Neste link aqui, acesso ao vídeo do debate “The Future of Journalism: Who’s Going to Report the News?”, promovido pelo Milken Institute. O evento ocorreu na quarta-feira. Os participantes são bons:
Gordon Crovitz, Co-Founder, Journalism Online; former Publisher, The Wall Street Journal
Arianna Huffington, Co-Founder and Editor-in-Chief, The Huffington Post
Bill Keller, Executive Editor, The New York Times
Andrew Lack, CEO, Multimedia, Bloomberg LP
Vivian Schiller, President and CEO, NPR
Terence Smith, Journalist; former Correspondent, “The NewsHour with Jim Lehrer”
Nos Los Angeles Times: a tecnologia 3D está mudando a maneira como roteiros são escritos e pode logo mais determinar quais filmes serão realizados pelos estúdios. Leia a matéria: “Popularity of 3-D is affecting how screenplays are written“.
A foto de Diego Souza sendo abraçado pelo lateral Armero, após o gol do Palmeiras, ganhou o Prêmio Abril de Jornalismo (categoria fotojornalismo). O autor é Alexandre Battibugli. Foi publicada na revista Placar em junho de 2009. Aqui, outros vencedores e finalistas (em todas as categorias).
Em texto para o jornal The Guardian, Christopher Hitchens revisita o livro “A Revolução dos Bichos” (Animal Farm), de George Orwell. Bom para algum jornal traduzir e publicar. Um trecho:

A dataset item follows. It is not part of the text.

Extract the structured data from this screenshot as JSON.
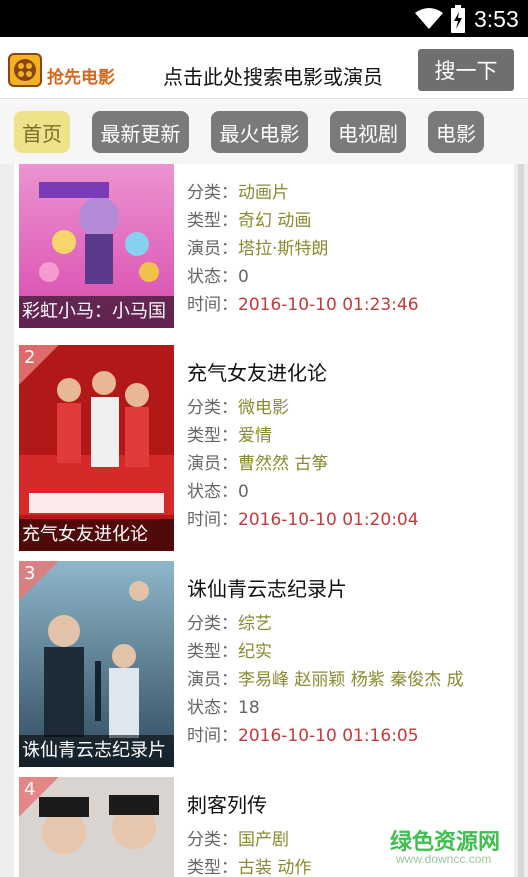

“(…) Probably the best-known sentence from the novel is the negation by the pigs of the original slogan that “All Animals Are Equal” by the addition of the afterthought that “Some Animals Are More Equal than Others”. As communism in Russia and eastern Europe took on more and more of the appearance of a “new class” system, with grotesque privileges for the ruling elite and a grinding mediocrity of existence for the majority, the moral effect of Orwell’s work – so simple to understand and to translate, precisely as he had hoped – became one of the many unquantifiable forces that eroded communism both as a system and as an ideology. Gradually, the same effect spread to Asia. I remember a communist friend of mine telephoning me from China when Deng Xiaoping announced the “reforms” that were to inaugurate what we now know as Chinese capitalism. “The peasants must get rich,” the leader of the party announced, “and some will get richer than others.” My comrade was calling to say that perhaps Orwell had had a point after all. Thus far, Animal Farm has not been legally published in China, Burma or the moral wilderness of North Korea, but one day will see its appearance in all three societies, where it is sure to be greeted with the shock of recognition that it is still capable of inspiring. (…)”
Um bom achado para jornalistas (e para amantes da boa reportagem): dois jovens americanos, Max Linsky e Aaron Lammer, criaram o Longform.org, um site que coleciona bons exemplos do que os americanos chamam de “long-form journalism” (matérias longas, que têm mais de 4000 mil palavras). Vale colocar nos Favoritos. Exemplos: matéria sobre Kubrick na Vanity Fair; matéria sobre Helg Sgarbi (o sedutor malandrão que se aproveitava de mulheres ricas) na Details.
Do meu arquivo de boas reportagens, resgatei uma longa matéria de Gary Greenberg para a New Yorker sobre morte cerebral. Foi publicada em 2001, mas coloco aqui para quem perdeu: “As good as dead – Is there really such a thing as brain death?“. Um trecho:
“(…) Confusion about the concept of brain death is not unusual, even among the transplant professionals, surgeons, neurologists, and bioethicists who grapple with it regularly. Brain death is confusing because it’s an artificial distinction constructed, more than thirty years ago, on a conceptual foundation that is unsound. Recently, some physicians have begun to suggest that brain-dead patients aren’t really dead at all—that the concept is just the medical profession’s way of dodging ethical questions about a practice that saves more than fifteen thousand lives a year. (…)”